Posted by Jonathan Maus (Publisher/Editor) on May 19th, 2008 at 1:06 pm
How does the the built environment influence bicycling behavior? What routes do cyclists take? Will cyclists go out of their way to use bike lanes and other bike-specific infrastructure?
Those are the questions Portland State University professor Jennifer Dill has set out to answer. Dill — who teaches at PSU’s Center for Transportation Studies — embarked on a bicycling behavior research study back in January and last week she began to share some of her initial findings.
To learn more about where (and why) people ride, Dill attached at GPS unit on the bikes of 164 Portlanders for seven days. The participants logged over 1500 total bike trips. The GPS device recorded the purpose of each trip and Dill followed-up with an online survey to fill in missing gaps of information.
The research is ongoing, but Dill has already presented early findings of the study at a Congressional briefing in Washington D.C. and at a seminar at PSU last week.

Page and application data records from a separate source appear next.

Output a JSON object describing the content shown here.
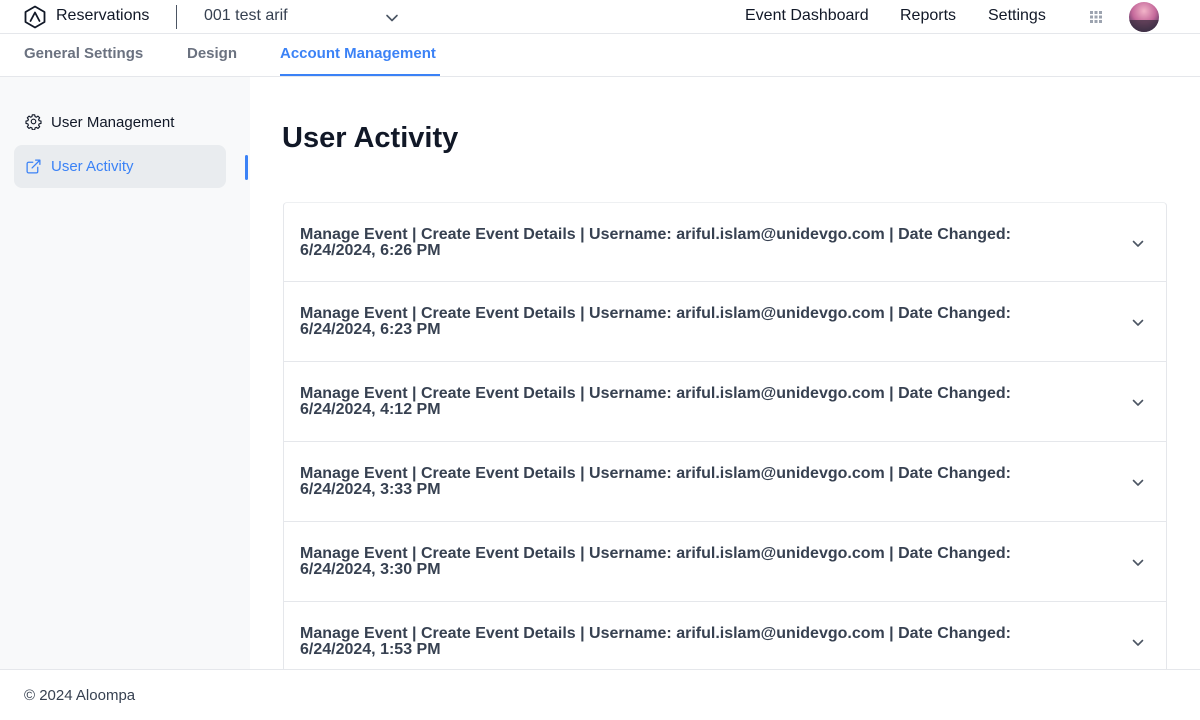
{
  "header": {
    "app_name": "Reservations",
    "selected_event": "001 test arif",
    "nav": [
      "Event Dashboard",
      "Reports",
      "Settings"
    ],
    "icons": [
      "logo-icon",
      "chevron-down-icon",
      "apps-grid-icon",
      "avatar"
    ]
  },
  "tabs": [
    {
      "label": "General Settings",
      "active": false
    },
    {
      "label": "Design",
      "active": false
    },
    {
      "label": "Account Management",
      "active": true
    }
  ],
  "sidebar": {
    "items": [
      {
        "label": "User Management",
        "icon": "gear-icon",
        "active": false
      },
      {
        "label": "User Activity",
        "icon": "external-link-icon",
        "active": true
      }
    ]
  },
  "main": {
    "title": "User Activity",
    "activities": [
      {
        "line1": "Manage Event | Create Event Details | Username: ariful.islam@unidevgo.com | Date Changed:",
        "line2": "6/24/2024, 6:26 PM"
      },
      {
        "line1": "Manage Event | Create Event Details | Username: ariful.islam@unidevgo.com | Date Changed:",
        "line2": "6/24/2024, 6:23 PM"
      },
      {
        "line1": "Manage Event | Create Event Details | Username: ariful.islam@unidevgo.com | Date Changed:",
        "line2": "6/24/2024, 4:12 PM"
      },
      {
        "line1": "Manage Event | Create Event Details | Username: ariful.islam@unidevgo.com | Date Changed:",
        "line2": "6/24/2024, 3:33 PM"
      },
      {
        "line1": "Manage Event | Create Event Details | Username: ariful.islam@unidevgo.com | Date Changed:",
        "line2": "6/24/2024, 3:30 PM"
      },
      {
        "line1": "Manage Event | Create Event Details | Username: ariful.islam@unidevgo.com | Date Changed:",
        "line2": "6/24/2024, 1:53 PM"
      }
    ]
  },
  "footer": {
    "copyright": "© 2024 Aloompa"
  },
  "colors": {
    "accent": "#3b82f6",
    "sidebar_bg": "#f8f9fa",
    "active_item_bg": "#e9ecef"
  }
}
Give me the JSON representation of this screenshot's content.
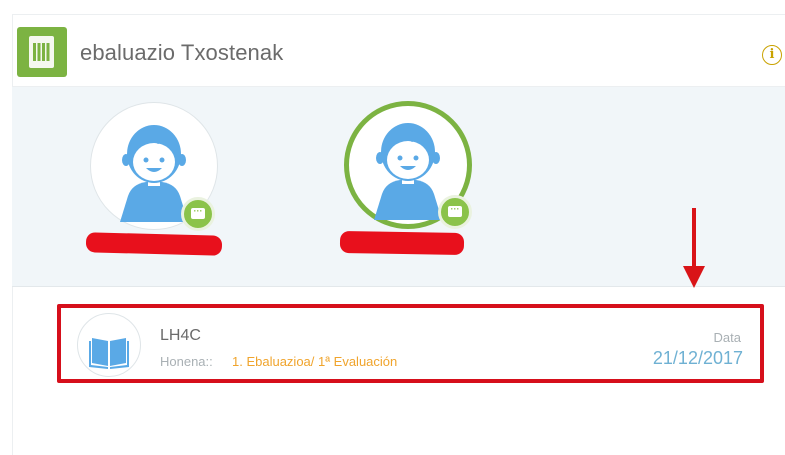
{
  "header": {
    "title": "ebaluazio Txostenak",
    "app_icon": "spreadsheet-icon",
    "info_icon": "info-icon",
    "info_glyph": "i",
    "accent_color": "#7cb342"
  },
  "students": [
    {
      "avatar_icon": "student-avatar-icon",
      "selected": false,
      "badge_icon": "chat-icon",
      "name_redacted": true
    },
    {
      "avatar_icon": "student-avatar-icon",
      "selected": true,
      "badge_icon": "chat-icon",
      "name_redacted": true
    }
  ],
  "annotation": {
    "arrow_color": "#d91418",
    "highlight_color": "#d60f1b"
  },
  "course": {
    "icon": "open-book-icon",
    "name": "LH4C",
    "term_label": "Honena::",
    "term_value": "1. Ebaluazioa/ 1ª Evaluación",
    "date_label": "Data",
    "date_value": "21/12/2017"
  }
}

Download it here (PDF)
Dill was asked by the Robert Wood Johnson Foundation (they funded the research) to speak at a briefing in front of members of Congress sponsored by the Congressional Bike Caucus as part of their recognition of Bike to Work Week. In her statement to that group (which she shared with me), Dill made the case that bike-specific infrastructure is essential if “bicycling for everyday travel can be a viable option in large cities.”
According to Dill, one of the primary reasons for Portland’s success in getting people to go by bike was that our bikeway network grew 250% between 1991 and 2007. Before 1991, she says, the number of Portlanders who regularly rode a bicycle was under 1%. Now that number is somewhere between 4 and 6.5% citywide (depending on what source you use).
Also, during that same period of bikeway construction, the number of people riding bicycles over our four main downtown bridges increased over 400%.
In Washington D.C., Dill told lawmakers that it’s time to go beyond bike lanes;
“Achieving high rates of bicycling for transportation requires a broad range of infrastructure. Bike lanes, the common focus of many cities’ efforts, are just one part of what’s necessary to significantly increase bicycling as a transportation mode. Other facility types, including off-street paths and bicycle boulevards, provide an environment that may be particularly important in attracting new cyclists.”
Dill’s research shows that half of the bicycle trips took place on roads with bike lanes, off-street paths, or that were designated bicycle boulevards. However, she also points out that those facilities represent only about 15% of the infrastructure available to cyclists in the Portland
She also found that about one out of every ten miles biked was on a bike boulevard, event though those streets make up one percent or less of the infrastructure. Similarly, while one out of seven miles biked was on an off-street path; these make up only about two percent of the infrastructure available to cyclists.
That means people vastly favor routes with bike-specific infrastructure, or streets that have been specifically engineered to prioritize bike traffic.
Here are some other interesting tidbits from Dill’s findings:
- The average trip speed was around 10mph. This is the same speed PDOT estimated when calculating times-to-destination on their bicycle boulevard signs.
- Only 6% of participants reported that they rode purely for exercise. 32% listed “home” and 26% listed “work” as the reason for their trip.
- The median bike trip length was three miles compared to 4.1 miles for work trips.
- “Infrequent” riders use minor streets more than “frequent” riders (38% to 31% respectively). On the other hand, infrequent riders use bike boulevards less. This might point to the need for stronger education and outreach about where bike boulevards are.
- 32% of all trips included another adult (55% of trips made by women).
For more on Jennifer Dill’s bicycling behavior study, an mp3 file and the presentation slides from her recent seminar at PSU are available here.Email This Post